Among the entries, find each line that includes the string "BLOQUE" and list it.

Stored data entries
+ + + + +

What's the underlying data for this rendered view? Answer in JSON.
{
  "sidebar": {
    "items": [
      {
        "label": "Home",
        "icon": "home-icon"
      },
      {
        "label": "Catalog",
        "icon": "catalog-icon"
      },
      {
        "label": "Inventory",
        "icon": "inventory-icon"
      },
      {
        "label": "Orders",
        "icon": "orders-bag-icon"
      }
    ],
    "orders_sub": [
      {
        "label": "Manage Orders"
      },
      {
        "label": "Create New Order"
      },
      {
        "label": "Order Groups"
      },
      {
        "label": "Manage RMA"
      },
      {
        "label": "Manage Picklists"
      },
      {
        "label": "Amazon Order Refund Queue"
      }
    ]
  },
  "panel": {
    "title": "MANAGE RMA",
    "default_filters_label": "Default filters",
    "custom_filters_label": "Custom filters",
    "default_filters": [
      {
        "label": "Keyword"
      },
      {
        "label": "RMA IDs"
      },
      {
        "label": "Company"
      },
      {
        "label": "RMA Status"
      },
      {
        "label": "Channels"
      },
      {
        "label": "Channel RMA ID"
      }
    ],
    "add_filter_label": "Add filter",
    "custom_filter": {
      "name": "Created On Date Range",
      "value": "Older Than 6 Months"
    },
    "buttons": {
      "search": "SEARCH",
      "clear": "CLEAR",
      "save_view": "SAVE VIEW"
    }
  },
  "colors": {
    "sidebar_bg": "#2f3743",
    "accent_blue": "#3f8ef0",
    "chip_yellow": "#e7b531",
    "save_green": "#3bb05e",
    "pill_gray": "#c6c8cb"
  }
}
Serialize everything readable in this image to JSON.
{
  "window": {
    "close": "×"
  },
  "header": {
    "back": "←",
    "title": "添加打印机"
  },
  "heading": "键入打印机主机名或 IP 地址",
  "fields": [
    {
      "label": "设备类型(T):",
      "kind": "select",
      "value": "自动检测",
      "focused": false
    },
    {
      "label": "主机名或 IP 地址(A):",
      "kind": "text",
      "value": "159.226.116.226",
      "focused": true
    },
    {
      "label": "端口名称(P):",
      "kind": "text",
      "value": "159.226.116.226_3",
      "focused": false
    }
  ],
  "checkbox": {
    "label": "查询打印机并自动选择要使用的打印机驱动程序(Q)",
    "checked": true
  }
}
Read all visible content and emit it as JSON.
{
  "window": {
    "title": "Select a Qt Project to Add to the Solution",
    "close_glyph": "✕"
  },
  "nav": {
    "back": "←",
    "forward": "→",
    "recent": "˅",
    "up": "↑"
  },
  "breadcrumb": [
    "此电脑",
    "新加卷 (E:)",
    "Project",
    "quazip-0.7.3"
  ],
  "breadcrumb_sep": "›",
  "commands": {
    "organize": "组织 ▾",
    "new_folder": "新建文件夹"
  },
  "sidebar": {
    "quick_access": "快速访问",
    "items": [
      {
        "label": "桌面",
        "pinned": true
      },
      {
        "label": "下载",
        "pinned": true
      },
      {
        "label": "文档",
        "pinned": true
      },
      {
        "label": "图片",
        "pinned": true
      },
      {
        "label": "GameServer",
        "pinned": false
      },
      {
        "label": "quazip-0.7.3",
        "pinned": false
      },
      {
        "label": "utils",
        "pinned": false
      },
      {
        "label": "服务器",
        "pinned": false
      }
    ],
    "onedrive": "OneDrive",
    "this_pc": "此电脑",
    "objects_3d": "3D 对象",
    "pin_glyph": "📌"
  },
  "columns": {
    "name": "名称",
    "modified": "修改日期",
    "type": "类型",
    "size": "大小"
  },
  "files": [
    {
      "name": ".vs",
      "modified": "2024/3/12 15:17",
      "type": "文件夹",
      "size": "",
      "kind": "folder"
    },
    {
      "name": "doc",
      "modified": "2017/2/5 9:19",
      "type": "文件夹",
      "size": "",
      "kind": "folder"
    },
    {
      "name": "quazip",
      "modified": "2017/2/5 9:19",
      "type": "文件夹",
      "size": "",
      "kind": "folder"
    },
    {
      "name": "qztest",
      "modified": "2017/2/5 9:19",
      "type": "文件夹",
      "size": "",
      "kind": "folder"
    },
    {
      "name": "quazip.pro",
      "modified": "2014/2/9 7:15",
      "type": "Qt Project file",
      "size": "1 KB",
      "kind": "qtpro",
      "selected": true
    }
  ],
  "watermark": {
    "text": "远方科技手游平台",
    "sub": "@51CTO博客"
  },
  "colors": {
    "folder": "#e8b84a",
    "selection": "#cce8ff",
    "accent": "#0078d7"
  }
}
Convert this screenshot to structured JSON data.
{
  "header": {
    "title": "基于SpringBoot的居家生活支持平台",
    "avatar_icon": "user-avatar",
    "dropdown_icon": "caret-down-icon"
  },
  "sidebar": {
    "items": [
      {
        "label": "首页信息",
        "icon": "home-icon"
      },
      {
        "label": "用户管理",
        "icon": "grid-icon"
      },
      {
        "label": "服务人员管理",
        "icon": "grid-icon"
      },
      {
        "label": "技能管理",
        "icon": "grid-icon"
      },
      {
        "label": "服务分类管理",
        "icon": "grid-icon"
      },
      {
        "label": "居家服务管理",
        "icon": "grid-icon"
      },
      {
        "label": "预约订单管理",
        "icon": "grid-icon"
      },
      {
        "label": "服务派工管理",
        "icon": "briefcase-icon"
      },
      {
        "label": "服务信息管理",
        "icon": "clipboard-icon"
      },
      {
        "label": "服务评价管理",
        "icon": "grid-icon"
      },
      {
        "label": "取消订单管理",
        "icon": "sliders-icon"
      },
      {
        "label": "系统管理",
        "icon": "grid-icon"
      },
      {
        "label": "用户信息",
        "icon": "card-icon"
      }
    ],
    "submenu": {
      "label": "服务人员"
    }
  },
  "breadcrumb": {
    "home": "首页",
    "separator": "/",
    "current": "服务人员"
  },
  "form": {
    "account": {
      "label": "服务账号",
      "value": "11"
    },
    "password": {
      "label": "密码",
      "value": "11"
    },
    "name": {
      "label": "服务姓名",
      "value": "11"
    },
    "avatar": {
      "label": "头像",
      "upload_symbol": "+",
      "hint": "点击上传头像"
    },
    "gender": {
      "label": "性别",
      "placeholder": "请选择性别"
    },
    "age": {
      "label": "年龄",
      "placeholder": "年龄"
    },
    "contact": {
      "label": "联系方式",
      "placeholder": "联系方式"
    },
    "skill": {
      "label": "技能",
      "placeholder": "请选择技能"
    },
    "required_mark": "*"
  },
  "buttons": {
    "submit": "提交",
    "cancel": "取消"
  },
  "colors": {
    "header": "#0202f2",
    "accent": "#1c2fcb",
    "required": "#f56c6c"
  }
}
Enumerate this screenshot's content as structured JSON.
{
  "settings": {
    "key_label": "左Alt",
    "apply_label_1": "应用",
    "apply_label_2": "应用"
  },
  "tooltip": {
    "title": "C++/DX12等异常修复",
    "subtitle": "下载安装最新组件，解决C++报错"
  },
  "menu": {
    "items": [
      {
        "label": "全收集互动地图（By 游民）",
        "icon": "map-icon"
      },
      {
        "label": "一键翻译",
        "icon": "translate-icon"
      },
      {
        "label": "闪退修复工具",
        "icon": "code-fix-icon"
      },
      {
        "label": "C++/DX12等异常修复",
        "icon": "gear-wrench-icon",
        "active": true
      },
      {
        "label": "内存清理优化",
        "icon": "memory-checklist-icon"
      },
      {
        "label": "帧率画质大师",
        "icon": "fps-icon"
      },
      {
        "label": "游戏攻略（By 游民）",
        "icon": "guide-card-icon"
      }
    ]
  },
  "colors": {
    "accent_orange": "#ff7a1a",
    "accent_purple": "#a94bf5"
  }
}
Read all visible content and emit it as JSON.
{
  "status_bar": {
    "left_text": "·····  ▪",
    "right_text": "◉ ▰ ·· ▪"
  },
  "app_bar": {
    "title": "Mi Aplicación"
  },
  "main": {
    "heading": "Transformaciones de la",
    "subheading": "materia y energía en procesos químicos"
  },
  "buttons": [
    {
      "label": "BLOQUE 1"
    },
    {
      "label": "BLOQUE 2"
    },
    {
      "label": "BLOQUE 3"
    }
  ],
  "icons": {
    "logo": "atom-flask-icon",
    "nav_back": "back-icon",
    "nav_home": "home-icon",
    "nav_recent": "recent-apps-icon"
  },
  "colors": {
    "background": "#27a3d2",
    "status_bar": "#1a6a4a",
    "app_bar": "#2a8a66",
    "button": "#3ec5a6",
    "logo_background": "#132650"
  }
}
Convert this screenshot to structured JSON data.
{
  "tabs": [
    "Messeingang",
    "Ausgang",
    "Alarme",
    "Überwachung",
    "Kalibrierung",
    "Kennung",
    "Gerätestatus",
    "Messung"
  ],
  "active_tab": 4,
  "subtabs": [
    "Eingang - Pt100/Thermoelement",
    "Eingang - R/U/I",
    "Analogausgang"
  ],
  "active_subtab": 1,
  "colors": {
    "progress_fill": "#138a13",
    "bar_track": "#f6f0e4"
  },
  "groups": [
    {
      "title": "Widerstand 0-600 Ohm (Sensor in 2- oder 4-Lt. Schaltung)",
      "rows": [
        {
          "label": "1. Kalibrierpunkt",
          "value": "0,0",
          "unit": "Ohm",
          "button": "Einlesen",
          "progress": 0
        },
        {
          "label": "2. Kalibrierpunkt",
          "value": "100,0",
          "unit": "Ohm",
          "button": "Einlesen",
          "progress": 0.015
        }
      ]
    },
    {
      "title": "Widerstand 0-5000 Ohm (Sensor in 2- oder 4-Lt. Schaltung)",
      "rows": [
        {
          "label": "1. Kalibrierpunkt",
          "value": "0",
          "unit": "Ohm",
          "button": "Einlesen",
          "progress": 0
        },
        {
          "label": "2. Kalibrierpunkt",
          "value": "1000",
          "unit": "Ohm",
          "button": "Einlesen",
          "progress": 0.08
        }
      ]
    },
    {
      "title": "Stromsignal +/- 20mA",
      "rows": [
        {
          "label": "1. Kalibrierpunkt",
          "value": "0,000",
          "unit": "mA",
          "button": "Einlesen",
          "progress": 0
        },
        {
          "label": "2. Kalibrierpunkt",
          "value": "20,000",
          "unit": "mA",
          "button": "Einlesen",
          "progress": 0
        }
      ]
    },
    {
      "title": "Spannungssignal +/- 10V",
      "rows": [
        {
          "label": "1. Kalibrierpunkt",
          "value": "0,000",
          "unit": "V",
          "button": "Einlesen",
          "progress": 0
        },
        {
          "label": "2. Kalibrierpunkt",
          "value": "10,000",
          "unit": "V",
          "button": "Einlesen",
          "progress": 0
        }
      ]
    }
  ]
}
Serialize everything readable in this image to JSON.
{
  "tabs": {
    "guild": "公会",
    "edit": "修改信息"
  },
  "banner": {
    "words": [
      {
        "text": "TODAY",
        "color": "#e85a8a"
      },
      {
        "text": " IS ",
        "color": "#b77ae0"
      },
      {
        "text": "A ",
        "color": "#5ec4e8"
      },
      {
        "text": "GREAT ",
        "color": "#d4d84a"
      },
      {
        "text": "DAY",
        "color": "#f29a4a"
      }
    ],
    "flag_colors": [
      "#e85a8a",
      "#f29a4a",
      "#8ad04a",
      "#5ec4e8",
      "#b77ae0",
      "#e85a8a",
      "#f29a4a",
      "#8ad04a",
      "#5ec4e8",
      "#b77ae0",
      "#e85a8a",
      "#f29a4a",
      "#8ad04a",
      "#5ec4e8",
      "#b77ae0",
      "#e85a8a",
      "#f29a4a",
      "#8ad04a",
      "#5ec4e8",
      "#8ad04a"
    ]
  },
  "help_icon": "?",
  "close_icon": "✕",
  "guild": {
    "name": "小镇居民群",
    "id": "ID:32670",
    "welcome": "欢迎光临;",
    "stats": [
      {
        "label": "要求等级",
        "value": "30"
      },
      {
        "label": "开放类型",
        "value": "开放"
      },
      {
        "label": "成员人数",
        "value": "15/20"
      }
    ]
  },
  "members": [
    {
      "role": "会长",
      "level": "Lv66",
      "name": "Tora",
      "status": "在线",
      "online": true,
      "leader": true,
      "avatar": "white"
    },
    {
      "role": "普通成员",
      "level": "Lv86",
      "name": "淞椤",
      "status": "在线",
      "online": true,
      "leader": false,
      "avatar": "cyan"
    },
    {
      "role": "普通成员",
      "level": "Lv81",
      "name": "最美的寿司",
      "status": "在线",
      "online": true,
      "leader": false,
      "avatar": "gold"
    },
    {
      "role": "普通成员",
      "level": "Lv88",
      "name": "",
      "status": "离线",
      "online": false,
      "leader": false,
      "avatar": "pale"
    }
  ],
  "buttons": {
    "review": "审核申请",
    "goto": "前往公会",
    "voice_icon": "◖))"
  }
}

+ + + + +

▸ **Result**
      "label": "BLOQUE 1"
      "label": "BLOQUE 2"
      "label": "BLOQUE 3"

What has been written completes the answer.